Also troubling was testimony indicating that there is, it seems, a fine line between legal conduct by floor brokers and trading that can lead to a federal court indictment against them. The exchange's chief regulator, Edward A. Kwalwasser, testified that until October, 1998, the NYSE felt it was not necessarily improper for a floor broker to share in the profits of someone else's trading account. (The Oakford indictment had charged that such profit-sharing arrangements were grave violations of the securities laws.) Kwalwasser also testified that the Big Board regulators did not look for such profit-sharing arrangements and that "we had no knowledge during that time that there were such [profit-sharing] arrangements."

"EXTRAORDINARY" OPINION. The hearing also shed light on the NYSE's current, apparently narrow view of what constitutes illegal discretionary trading by floor brokers. Judge Rakoff posed to Kwalwasser a hypothetical example in which a trading firm tells a floor broker that he can "trade anything you [the floor broker] want in any amount and at any time, and all you have to do is call me [the trading firm] through my clerk, who will have a standing order from me to clock the order." Kwalwasser said that that would not be an illegal discretionary trade by a floor broker.
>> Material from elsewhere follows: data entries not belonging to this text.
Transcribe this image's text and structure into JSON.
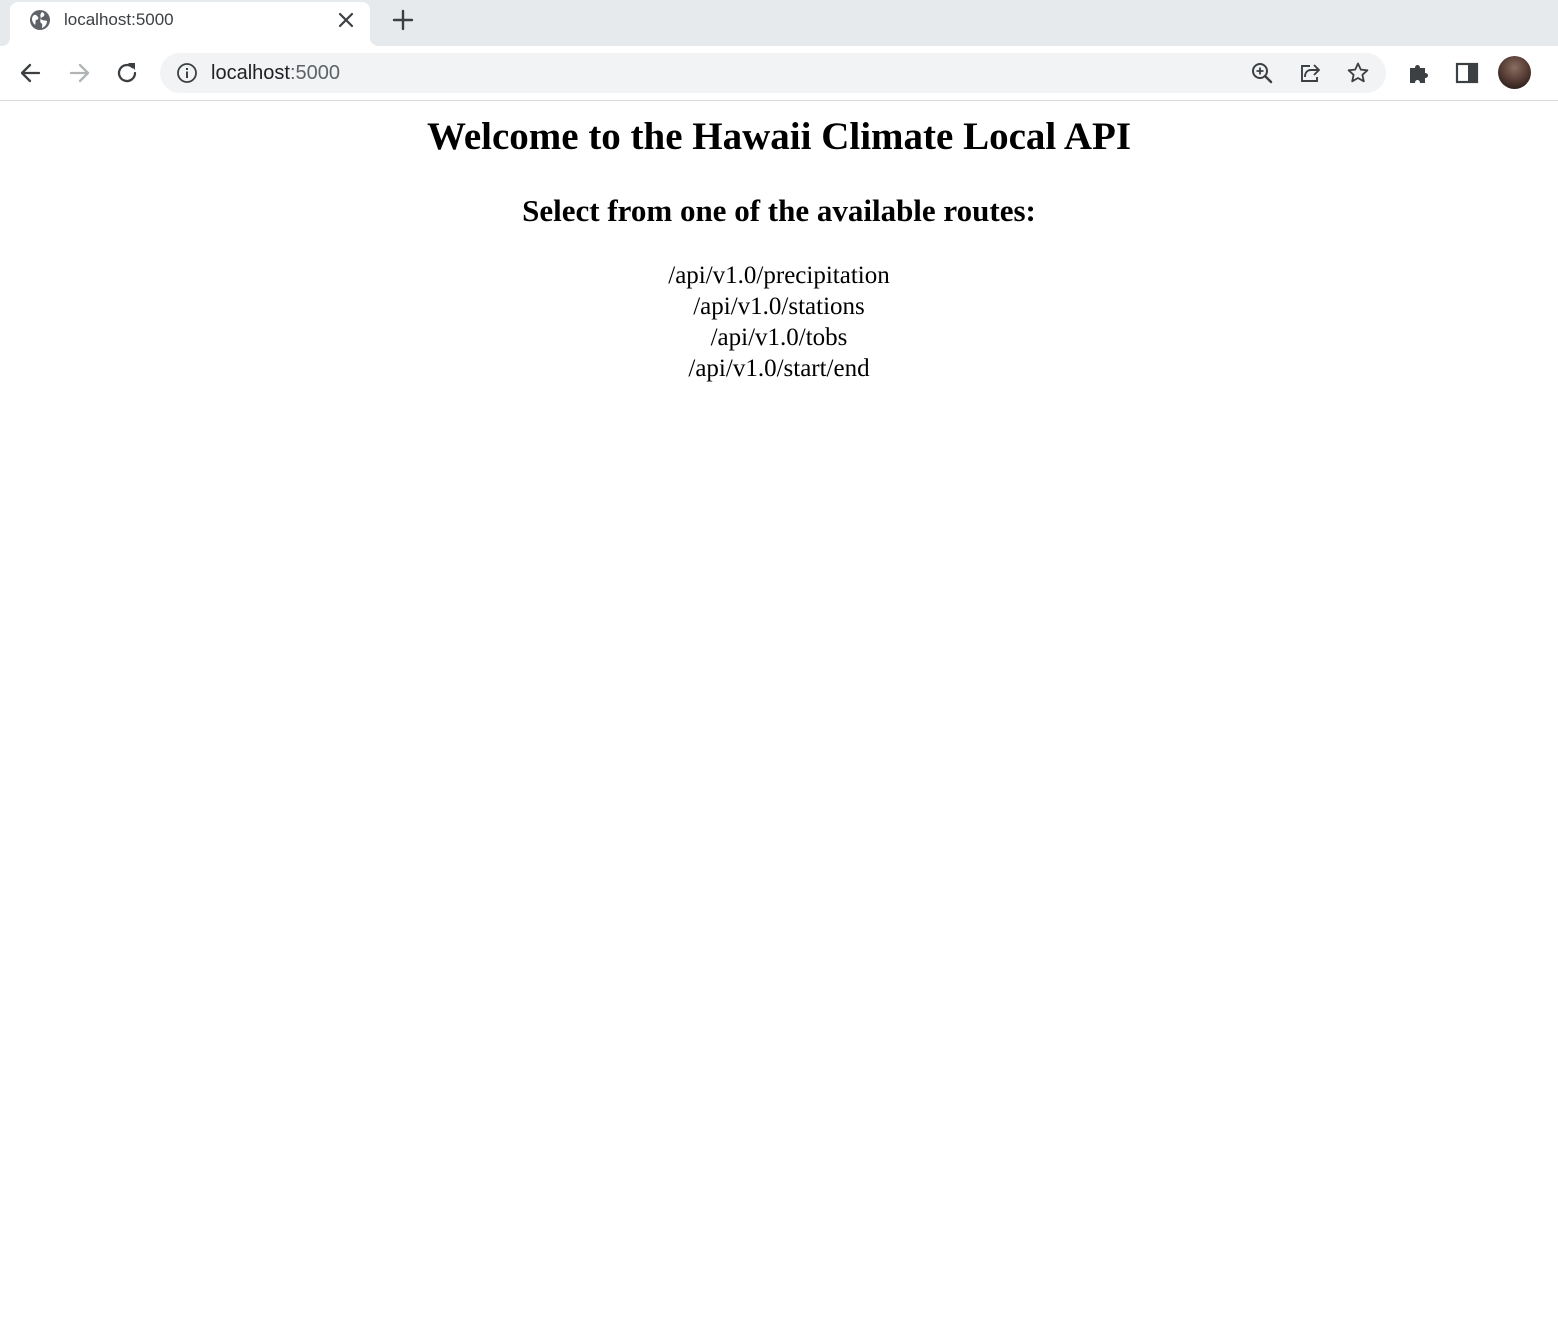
{
  "browser": {
    "tab": {
      "title": "localhost:5000",
      "favicon": "globe-icon",
      "close_icon": "close-icon"
    },
    "new_tab_icon": "plus-icon",
    "toolbar": {
      "back_icon": "arrow-left-icon",
      "forward_icon": "arrow-right-icon",
      "reload_icon": "reload-icon",
      "omnibox": {
        "info_icon": "info-icon",
        "host": "localhost",
        "port": ":5000",
        "zoom_icon": "zoom-in-icon",
        "share_icon": "share-icon",
        "bookmark_icon": "star-icon"
      },
      "extensions_icon": "puzzle-icon",
      "side_panel_icon": "side-panel-icon",
      "avatar": "profile-avatar"
    }
  },
  "page": {
    "title": "Welcome to the Hawaii Climate Local API",
    "subtitle": "Select from one of the available routes:",
    "routes": [
      "/api/v1.0/precipitation",
      "/api/v1.0/stations",
      "/api/v1.0/tobs",
      "/api/v1.0/start/end"
    ]
  },
  "colors": {
    "tabstrip_bg": "#e7eaed",
    "omnibox_bg": "#f1f3f4",
    "icon_gray": "#5f6368",
    "text": "#000000"
  }
}
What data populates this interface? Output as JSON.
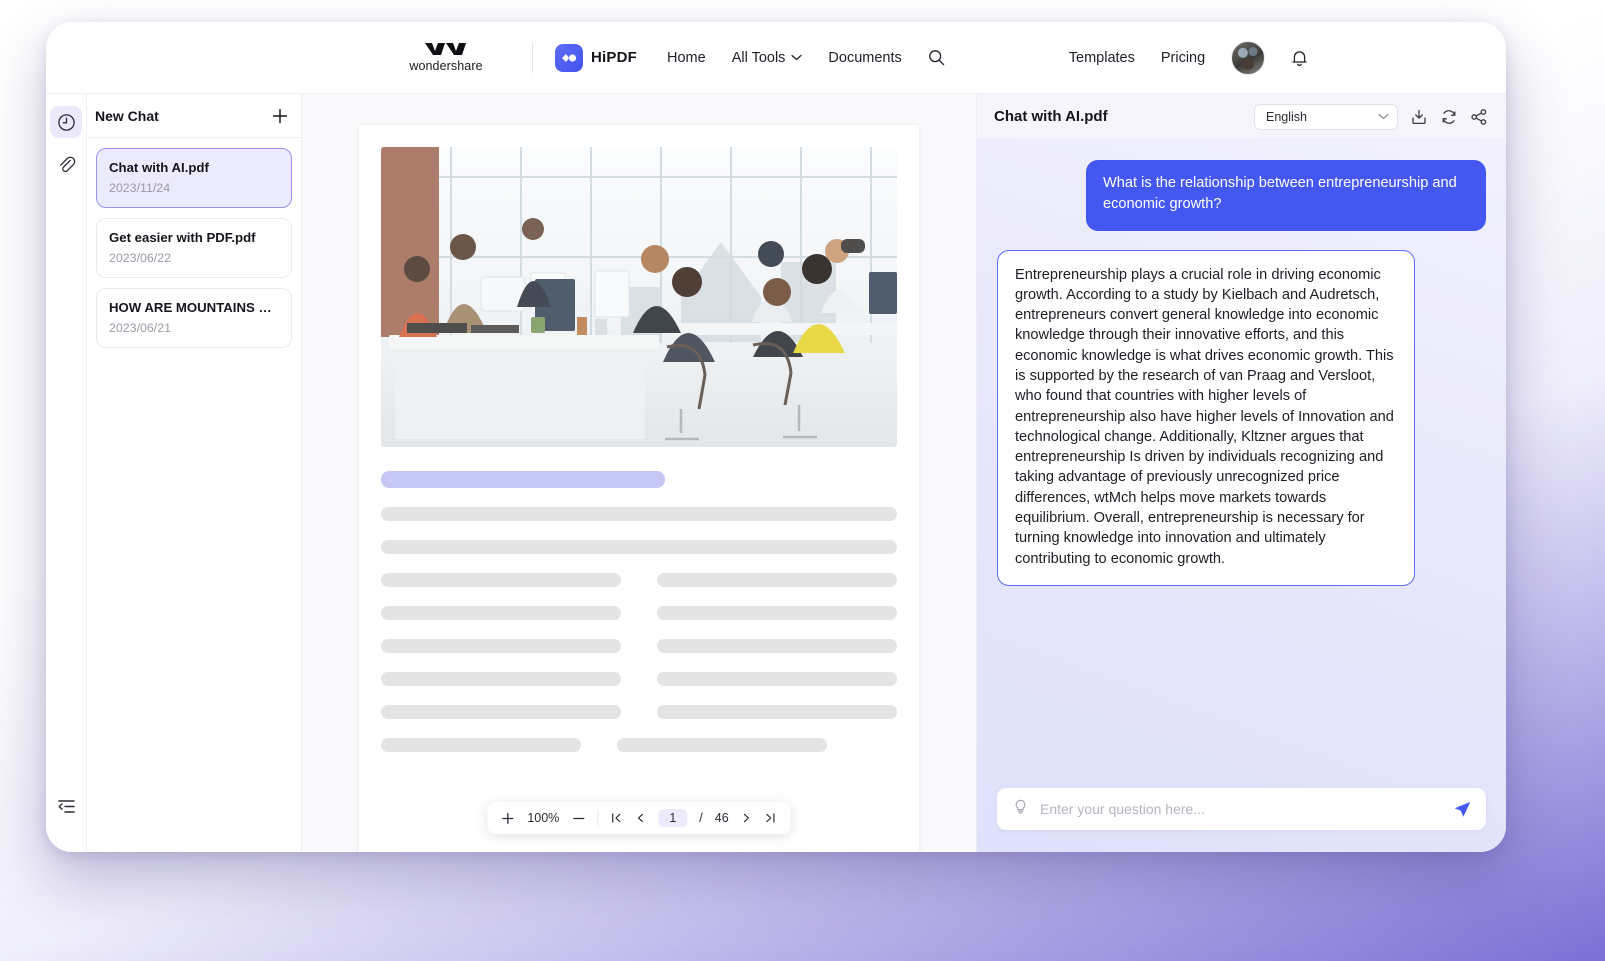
{
  "header": {
    "brand_name": "wondershare",
    "product_name": "HiPDF",
    "nav": [
      {
        "label": "Home",
        "icon": ""
      },
      {
        "label": "All Tools",
        "icon": "chevron-down-icon"
      },
      {
        "label": "Documents",
        "icon": ""
      }
    ],
    "search_icon": "search-icon",
    "right_links": [
      {
        "label": "Templates"
      },
      {
        "label": "Pricing"
      }
    ],
    "avatar": "user-avatar",
    "bell_icon": "notification-bell-icon"
  },
  "rail": {
    "items": [
      {
        "name": "history-icon",
        "active": true
      },
      {
        "name": "attachment-icon",
        "active": false
      }
    ],
    "collapse_icon": "collapse-sidebar-icon"
  },
  "sidebar": {
    "title": "New Chat",
    "add_icon": "plus-icon",
    "items": [
      {
        "name": "Chat with AI.pdf",
        "date": "2023/11/24",
        "active": true
      },
      {
        "name": "Get easier with PDF.pdf",
        "date": "2023/06/22",
        "active": false
      },
      {
        "name": "HOW ARE MOUNTAINS FOR...",
        "date": "2023/06/21",
        "active": false
      }
    ]
  },
  "viewer": {
    "toolbar": {
      "zoom_in_icon": "plus-icon",
      "zoom_level": "100%",
      "zoom_out_icon": "minus-icon",
      "first_page_icon": "first-page-icon",
      "prev_page_icon": "prev-page-icon",
      "current_page": "1",
      "page_separator": "/",
      "total_pages": "46",
      "next_page_icon": "next-page-icon",
      "last_page_icon": "last-page-icon"
    }
  },
  "chat": {
    "title": "Chat with AI.pdf",
    "language": "English",
    "language_chevron": "chevron-down-icon",
    "actions": [
      {
        "name": "download-icon"
      },
      {
        "name": "refresh-icon"
      },
      {
        "name": "share-icon"
      }
    ],
    "messages": [
      {
        "role": "user",
        "text": "What is the relationship between entrepreneurship and economic growth?"
      },
      {
        "role": "assistant",
        "text": "Entrepreneurship plays a crucial role in driving economic growth. According to a study by Kielbach and Audretsch, entrepreneurs convert general knowledge into economic knowledge through their innovative efforts, and this economic knowledge is what drives economic growth. This is supported by the research of van Praag and Versloot, who found that countries with higher levels of entrepreneurship also have higher levels of Innovation and technological change. Additionally, Kltzner argues that entrepreneurship Is driven by individuals recognizing and taking advantage of previously unrecognized price differences, wtMch helps move markets towards equilibrium. Overall, entrepreneurship is necessary for turning knowledge into innovation and ultimately contributing to economic growth."
      }
    ],
    "composer": {
      "idea_icon": "lightbulb-icon",
      "placeholder": "Enter your question here...",
      "value": "",
      "send_icon": "send-paper-plane-icon"
    }
  },
  "colors": {
    "accent": "#4457f0",
    "accent_light": "#5b6cf6",
    "sidebar_active": "#eceafd",
    "skeleton_gray": "#e4e4e4",
    "skeleton_title": "#c5c8f6"
  }
}
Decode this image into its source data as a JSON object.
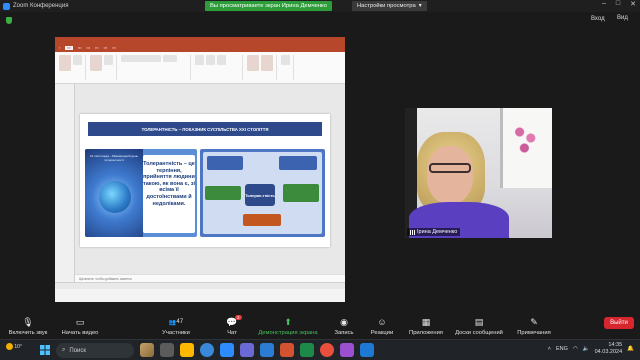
{
  "window": {
    "title": "Zoom Конференция"
  },
  "banner": {
    "share_notice": "Вы просматриваете экран Ирина Демченко",
    "view_options": "Настройки просмотра"
  },
  "top_right": {
    "enter_label": "Вход",
    "view_label": "Вид"
  },
  "slide": {
    "header": "ТОЛЕРАНТНІСТЬ – ПОКАЗНИК СУСПІЛЬСТВА XXI СТОЛІТТЯ",
    "scene_caption": "16 листопада – Міжнародний день толерантності",
    "definition": "Толерантність – це терпіння, прийняття людини такою, як вона є, зі всіма її достоїнствами й недоліками.",
    "center_node": "Толеран-тність",
    "notes_placeholder": "Щелкните, чтобы добавить заметки"
  },
  "video": {
    "participant_name": "Ірина Демченко"
  },
  "toolbar": {
    "mic": "Включить звук",
    "video": "Начать видео",
    "participants": "Участники",
    "participants_count": "47",
    "chat": "Чат",
    "chat_badge": "2",
    "share": "Демонстрация экрана",
    "record": "Запись",
    "reactions": "Реакции",
    "apps": "Приложения",
    "whiteboards": "Доски сообщений",
    "notes": "Примечания",
    "end": "Выйти"
  },
  "taskbar": {
    "weather_temp": "10°",
    "search_placeholder": "Поиск",
    "lang": "ENG",
    "time": "14:35",
    "date": "04.03.2024"
  },
  "colors": {
    "share_green": "#2d9d3a",
    "end_red": "#d7262d",
    "ppt_red": "#b7472a",
    "slide_blue": "#2e4a8a"
  }
}
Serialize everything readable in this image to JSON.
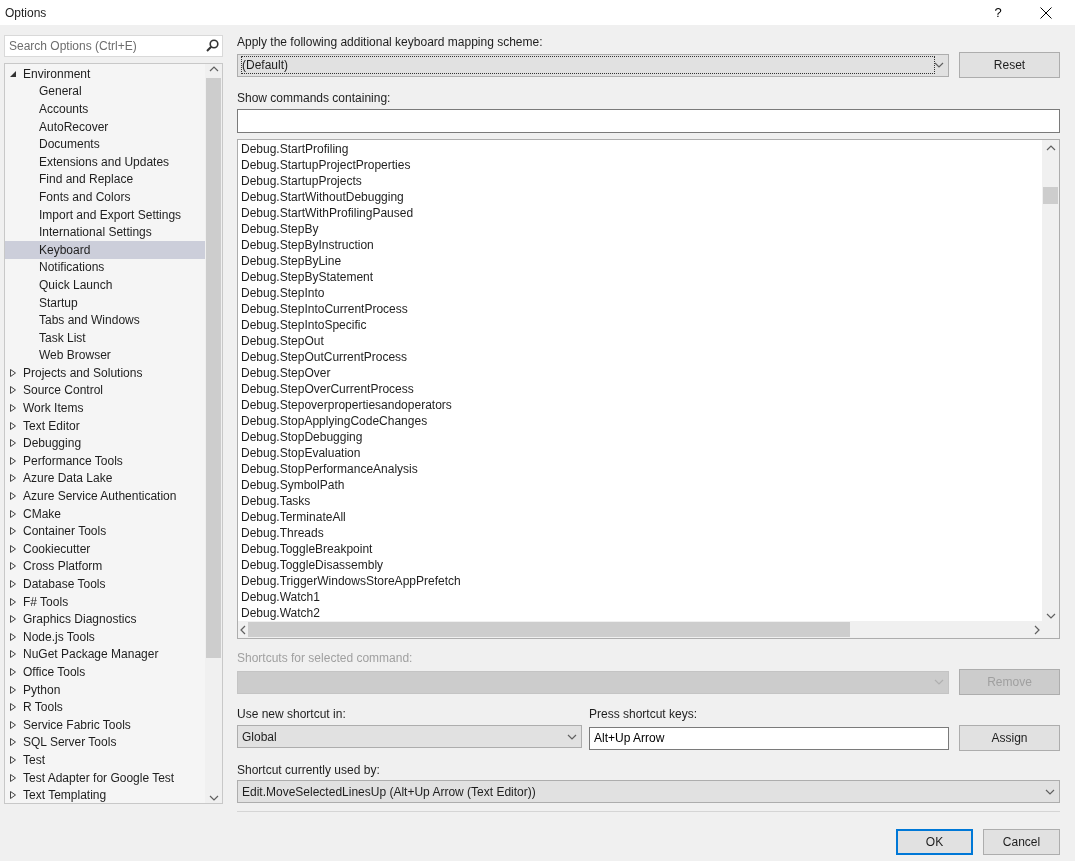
{
  "window": {
    "title": "Options",
    "help": "?"
  },
  "sidebar": {
    "search": {
      "placeholder": "Search Options (Ctrl+E)"
    },
    "tree": [
      {
        "label": "Environment",
        "expanded": true,
        "selected": false,
        "children": [
          {
            "label": "General",
            "selected": false
          },
          {
            "label": "Accounts",
            "selected": false
          },
          {
            "label": "AutoRecover",
            "selected": false
          },
          {
            "label": "Documents",
            "selected": false
          },
          {
            "label": "Extensions and Updates",
            "selected": false
          },
          {
            "label": "Find and Replace",
            "selected": false
          },
          {
            "label": "Fonts and Colors",
            "selected": false
          },
          {
            "label": "Import and Export Settings",
            "selected": false
          },
          {
            "label": "International Settings",
            "selected": false
          },
          {
            "label": "Keyboard",
            "selected": true
          },
          {
            "label": "Notifications",
            "selected": false
          },
          {
            "label": "Quick Launch",
            "selected": false
          },
          {
            "label": "Startup",
            "selected": false
          },
          {
            "label": "Tabs and Windows",
            "selected": false
          },
          {
            "label": "Task List",
            "selected": false
          },
          {
            "label": "Web Browser",
            "selected": false
          }
        ]
      },
      {
        "label": "Projects and Solutions",
        "expanded": false,
        "selected": false
      },
      {
        "label": "Source Control",
        "expanded": false,
        "selected": false
      },
      {
        "label": "Work Items",
        "expanded": false,
        "selected": false
      },
      {
        "label": "Text Editor",
        "expanded": false,
        "selected": false
      },
      {
        "label": "Debugging",
        "expanded": false,
        "selected": false
      },
      {
        "label": "Performance Tools",
        "expanded": false,
        "selected": false
      },
      {
        "label": "Azure Data Lake",
        "expanded": false,
        "selected": false
      },
      {
        "label": "Azure Service Authentication",
        "expanded": false,
        "selected": false
      },
      {
        "label": "CMake",
        "expanded": false,
        "selected": false
      },
      {
        "label": "Container Tools",
        "expanded": false,
        "selected": false
      },
      {
        "label": "Cookiecutter",
        "expanded": false,
        "selected": false
      },
      {
        "label": "Cross Platform",
        "expanded": false,
        "selected": false
      },
      {
        "label": "Database Tools",
        "expanded": false,
        "selected": false
      },
      {
        "label": "F# Tools",
        "expanded": false,
        "selected": false
      },
      {
        "label": "Graphics Diagnostics",
        "expanded": false,
        "selected": false
      },
      {
        "label": "Node.js Tools",
        "expanded": false,
        "selected": false
      },
      {
        "label": "NuGet Package Manager",
        "expanded": false,
        "selected": false
      },
      {
        "label": "Office Tools",
        "expanded": false,
        "selected": false
      },
      {
        "label": "Python",
        "expanded": false,
        "selected": false
      },
      {
        "label": "R Tools",
        "expanded": false,
        "selected": false
      },
      {
        "label": "Service Fabric Tools",
        "expanded": false,
        "selected": false
      },
      {
        "label": "SQL Server Tools",
        "expanded": false,
        "selected": false
      },
      {
        "label": "Test",
        "expanded": false,
        "selected": false
      },
      {
        "label": "Test Adapter for Google Test",
        "expanded": false,
        "selected": false
      },
      {
        "label": "Text Templating",
        "expanded": false,
        "selected": false
      }
    ]
  },
  "mapping": {
    "label": "Apply the following additional keyboard mapping scheme:",
    "value": "(Default)",
    "button": "Reset"
  },
  "filter": {
    "label": "Show commands containing:"
  },
  "commands": [
    "Debug.StartProfiling",
    "Debug.StartupProjectProperties",
    "Debug.StartupProjects",
    "Debug.StartWithoutDebugging",
    "Debug.StartWithProfilingPaused",
    "Debug.StepBy",
    "Debug.StepByInstruction",
    "Debug.StepByLine",
    "Debug.StepByStatement",
    "Debug.StepInto",
    "Debug.StepIntoCurrentProcess",
    "Debug.StepIntoSpecific",
    "Debug.StepOut",
    "Debug.StepOutCurrentProcess",
    "Debug.StepOver",
    "Debug.StepOverCurrentProcess",
    "Debug.Stepoverpropertiesandoperators",
    "Debug.StopApplyingCodeChanges",
    "Debug.StopDebugging",
    "Debug.StopEvaluation",
    "Debug.StopPerformanceAnalysis",
    "Debug.SymbolPath",
    "Debug.Tasks",
    "Debug.TerminateAll",
    "Debug.Threads",
    "Debug.ToggleBreakpoint",
    "Debug.ToggleDisassembly",
    "Debug.TriggerWindowsStoreAppPrefetch",
    "Debug.Watch1",
    "Debug.Watch2"
  ],
  "shortcuts": {
    "label": "Shortcuts for selected command:",
    "disabled": true,
    "button": "Remove"
  },
  "use_in": {
    "label": "Use new shortcut in:",
    "value": "Global"
  },
  "press": {
    "label": "Press shortcut keys:",
    "value": "Alt+Up Arrow",
    "button": "Assign"
  },
  "used_by": {
    "label": "Shortcut currently used by:",
    "value": "Edit.MoveSelectedLinesUp (Alt+Up Arrow (Text Editor))"
  },
  "buttons": [
    {
      "label": "OK",
      "default": true
    },
    {
      "label": "Cancel",
      "default": false
    }
  ]
}
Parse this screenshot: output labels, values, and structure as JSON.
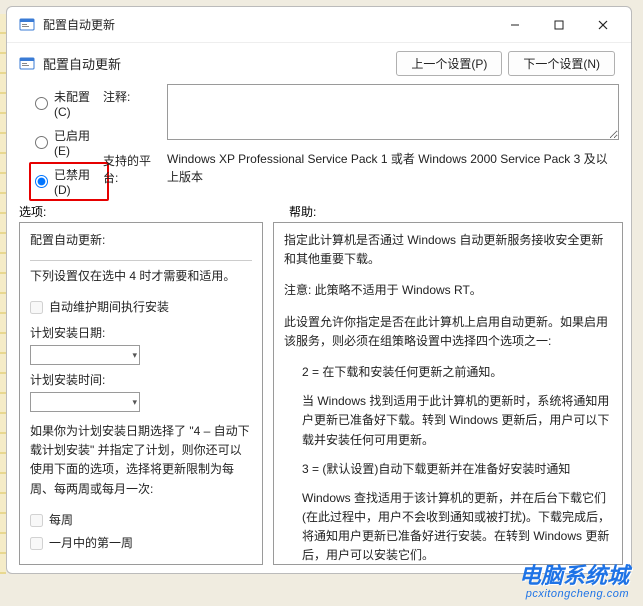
{
  "window": {
    "title": "配置自动更新",
    "subtitle": "配置自动更新"
  },
  "nav": {
    "prev": "上一个设置(P)",
    "next": "下一个设置(N)"
  },
  "radios": {
    "not_configured": "未配置(C)",
    "enabled": "已启用(E)",
    "disabled": "已禁用(D)"
  },
  "labels": {
    "comment": "注释:",
    "platform": "支持的平台:",
    "options": "选项:",
    "help": "帮助:"
  },
  "platform_text": "Windows XP Professional Service Pack 1 或者 Windows 2000 Service Pack 3 及以上版本",
  "options_panel": {
    "header": "配置自动更新:",
    "note": "下列设置仅在选中 4 时才需要和适用。",
    "chk_maint": "自动维护期间执行安装",
    "lbl_date": "计划安装日期:",
    "lbl_time": "计划安装时间:",
    "note2": "如果你为计划安装日期选择了 \"4 – 自动下载计划安装\" 并指定了计划，则你还可以使用下面的选项，选择将更新限制为每周、每两周或每月一次:",
    "chk_weekly": "每周",
    "chk_first": "一月中的第一周"
  },
  "help_panel": {
    "p1": "指定此计算机是否通过 Windows 自动更新服务接收安全更新和其他重要下载。",
    "p2": "注意: 此策略不适用于 Windows RT。",
    "p3": "此设置允许你指定是否在此计算机上启用自动更新。如果启用该服务，则必须在组策略设置中选择四个选项之一:",
    "opt2": "2 = 在下载和安装任何更新之前通知。",
    "opt2b": "当 Windows 找到适用于此计算机的更新时，系统将通知用户更新已准备好下载。转到 Windows 更新后，用户可以下载并安装任何可用更新。",
    "opt3": "3 = (默认设置)自动下载更新并在准备好安装时通知",
    "opt3b": "Windows 查找适用于该计算机的更新，并在后台下载它们(在此过程中，用户不会收到通知或被打扰)。下载完成后，将通知用户更新已准备好进行安装。在转到 Windows 更新后，用户可以安装它们。"
  },
  "watermark": {
    "line1": "电脑系统城",
    "line2": "pcxitongcheng.com"
  }
}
Rakoff seemed surprised and disturbed by Kwalwasser's testimony. The judge said that he found that to be "an extraordinary interpretation" of the securities laws and said that he believed that Kwalwasser's testimony appeared to conflict even with the "dictionary definition of discretion." The judge, formerly a prominent securities lawyer, was also disconcerted by the NYSE's stance toward profit-sharing schemes until 1998. Rakoff said that he would take into account such testimony, which might impact favorably on the sentences the defendants may receive. The SEC was also troubled by the Big Board's stance, saying in its June, 1999, complaint that "the NYSE's failure to police for performance-based compensation arrangements of independent floor brokers was a material inadequacy of its regulatory program."

Rakoff's concerns are justified. If Grasso is correct that the NYSE regulators are "cops on the beat," with an intimate knowledge of exchange operations, why did they let improper trading go on for so long? Why do they continue to allow floor brokers to engage in trades that appear, to a federal judge at least, to be improper discretionary trading? There can be one self-regulator or two or three. The issue is not the number but the degree of vigilance. The Oakford case is continuing to show that regulators--be they the NYSE or a "super-self-regulator"--need to keep a close watch over the activities of NYSE floor personnel and promptly act against any practice that takes unfair advantage of the brokers' position at the heart of the nation's leading stock exchange.

Before it's here, it's on the Bloomberg Terminal.